The euro hits to one-month highs against the dollar on Friday after a report that the European Central Bank had discussed the possibility of raising interest rates before the end of its quantitative easing program.
The euro was up 0.2 percent at $1.0699 after rising as high as $1.0701, its highest level since Feb. 9.
According to sources, some members of the ECB's Governing Council discussed the possibility of higher interest rates at last week's policy meeting, but talk on the issue was brief and did not receive broad support.
The euro's gains were limited by expectations that the U.S. Federal Reserve would decide to raise interest rates at its two-day policy meeting ending on Wednesday, after U.S. employers hired workers at a robust pace in February.

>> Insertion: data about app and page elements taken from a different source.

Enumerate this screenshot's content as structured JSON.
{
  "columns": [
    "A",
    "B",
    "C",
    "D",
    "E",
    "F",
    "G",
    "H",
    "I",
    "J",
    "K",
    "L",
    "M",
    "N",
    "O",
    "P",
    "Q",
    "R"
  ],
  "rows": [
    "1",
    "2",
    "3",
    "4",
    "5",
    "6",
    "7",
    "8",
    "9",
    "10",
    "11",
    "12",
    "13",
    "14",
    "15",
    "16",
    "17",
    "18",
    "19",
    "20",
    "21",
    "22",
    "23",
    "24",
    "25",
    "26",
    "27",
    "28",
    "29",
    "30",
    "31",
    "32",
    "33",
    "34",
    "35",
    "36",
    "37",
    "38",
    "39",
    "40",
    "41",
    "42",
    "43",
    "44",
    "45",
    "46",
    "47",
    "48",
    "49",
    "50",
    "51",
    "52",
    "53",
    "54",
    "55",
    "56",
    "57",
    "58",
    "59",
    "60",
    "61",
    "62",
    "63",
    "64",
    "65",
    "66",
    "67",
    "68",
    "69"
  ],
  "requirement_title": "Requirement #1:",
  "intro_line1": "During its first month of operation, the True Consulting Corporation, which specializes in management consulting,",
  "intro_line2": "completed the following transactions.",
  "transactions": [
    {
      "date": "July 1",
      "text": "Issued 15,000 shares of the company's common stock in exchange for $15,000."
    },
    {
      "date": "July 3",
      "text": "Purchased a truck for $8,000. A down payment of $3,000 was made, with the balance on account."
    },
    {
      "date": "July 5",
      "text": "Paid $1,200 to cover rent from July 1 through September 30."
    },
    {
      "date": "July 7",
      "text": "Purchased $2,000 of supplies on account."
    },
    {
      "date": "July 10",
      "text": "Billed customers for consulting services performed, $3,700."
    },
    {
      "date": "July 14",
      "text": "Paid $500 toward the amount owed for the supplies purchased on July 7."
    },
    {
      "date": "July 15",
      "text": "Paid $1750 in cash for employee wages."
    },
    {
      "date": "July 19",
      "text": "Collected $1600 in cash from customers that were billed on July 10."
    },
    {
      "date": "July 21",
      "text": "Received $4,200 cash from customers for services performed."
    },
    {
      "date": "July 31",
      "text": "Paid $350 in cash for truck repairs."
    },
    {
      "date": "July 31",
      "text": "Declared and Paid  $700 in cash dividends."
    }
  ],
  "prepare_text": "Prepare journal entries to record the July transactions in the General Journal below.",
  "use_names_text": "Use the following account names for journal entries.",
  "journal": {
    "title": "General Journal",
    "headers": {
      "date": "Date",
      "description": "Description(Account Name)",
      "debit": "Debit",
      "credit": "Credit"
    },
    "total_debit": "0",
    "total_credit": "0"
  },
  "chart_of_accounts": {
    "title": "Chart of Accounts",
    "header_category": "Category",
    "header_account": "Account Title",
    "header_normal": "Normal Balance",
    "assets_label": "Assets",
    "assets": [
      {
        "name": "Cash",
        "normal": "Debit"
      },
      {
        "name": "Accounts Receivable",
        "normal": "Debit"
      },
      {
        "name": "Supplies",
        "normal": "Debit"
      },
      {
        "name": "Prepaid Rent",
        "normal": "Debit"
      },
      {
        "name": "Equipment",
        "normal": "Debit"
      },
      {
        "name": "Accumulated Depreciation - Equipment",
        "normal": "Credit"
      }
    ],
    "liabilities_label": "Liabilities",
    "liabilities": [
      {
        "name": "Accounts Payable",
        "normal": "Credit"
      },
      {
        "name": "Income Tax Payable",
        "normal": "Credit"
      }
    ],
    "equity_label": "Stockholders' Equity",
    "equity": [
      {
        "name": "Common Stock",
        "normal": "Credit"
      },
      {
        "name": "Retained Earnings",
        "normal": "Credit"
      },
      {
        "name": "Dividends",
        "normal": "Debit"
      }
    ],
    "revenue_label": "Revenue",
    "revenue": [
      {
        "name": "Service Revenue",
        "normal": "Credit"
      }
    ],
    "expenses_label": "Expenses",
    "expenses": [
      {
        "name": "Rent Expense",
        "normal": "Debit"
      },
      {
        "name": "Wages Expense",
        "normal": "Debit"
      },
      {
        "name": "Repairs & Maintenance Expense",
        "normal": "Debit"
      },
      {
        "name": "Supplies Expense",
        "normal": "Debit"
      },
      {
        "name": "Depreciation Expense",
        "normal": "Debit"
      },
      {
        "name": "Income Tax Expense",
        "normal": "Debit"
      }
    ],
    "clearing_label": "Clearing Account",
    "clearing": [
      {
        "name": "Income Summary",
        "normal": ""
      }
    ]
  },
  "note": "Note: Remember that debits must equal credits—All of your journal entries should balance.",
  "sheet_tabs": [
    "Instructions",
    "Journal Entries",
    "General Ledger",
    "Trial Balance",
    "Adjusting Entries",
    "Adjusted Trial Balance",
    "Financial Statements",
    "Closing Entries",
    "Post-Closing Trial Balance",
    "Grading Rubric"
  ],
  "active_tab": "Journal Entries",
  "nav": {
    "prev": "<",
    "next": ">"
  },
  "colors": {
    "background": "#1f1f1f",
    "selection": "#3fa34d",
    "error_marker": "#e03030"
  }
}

The headline figure exceeded expectations and wages also rose, though by less than some economists expected. Overall, the non-farm payrolls report reinforced market expectations that the Fed will hike interest rates this week despite slowing economic growth.
Wage growth rose 0.2 percent, falling short of an expected 0.3 percent increase, which caused U.S. Treasury yields to recede from last week's 12-week highs.
As market participants ponder the outlook for future monetary policy moves, day-to-day trading this year has vexed some investors.
The dollar edged down 0.2 percent against its Japanese counterpart to 114.66 yen below Friday's high of 115.50 yen, which was the highest since Jan. 19.
Sterling added 0.2 percent to $1.2189, moving away from last week’s eight-week lows.
The pound lost almost 1 percent against the euro on Friday after the ECB news. The single currency was last up 0.1 percent at 87.83 pence after rising as high as 87.86 pence, its loftiest peak since Jan. 17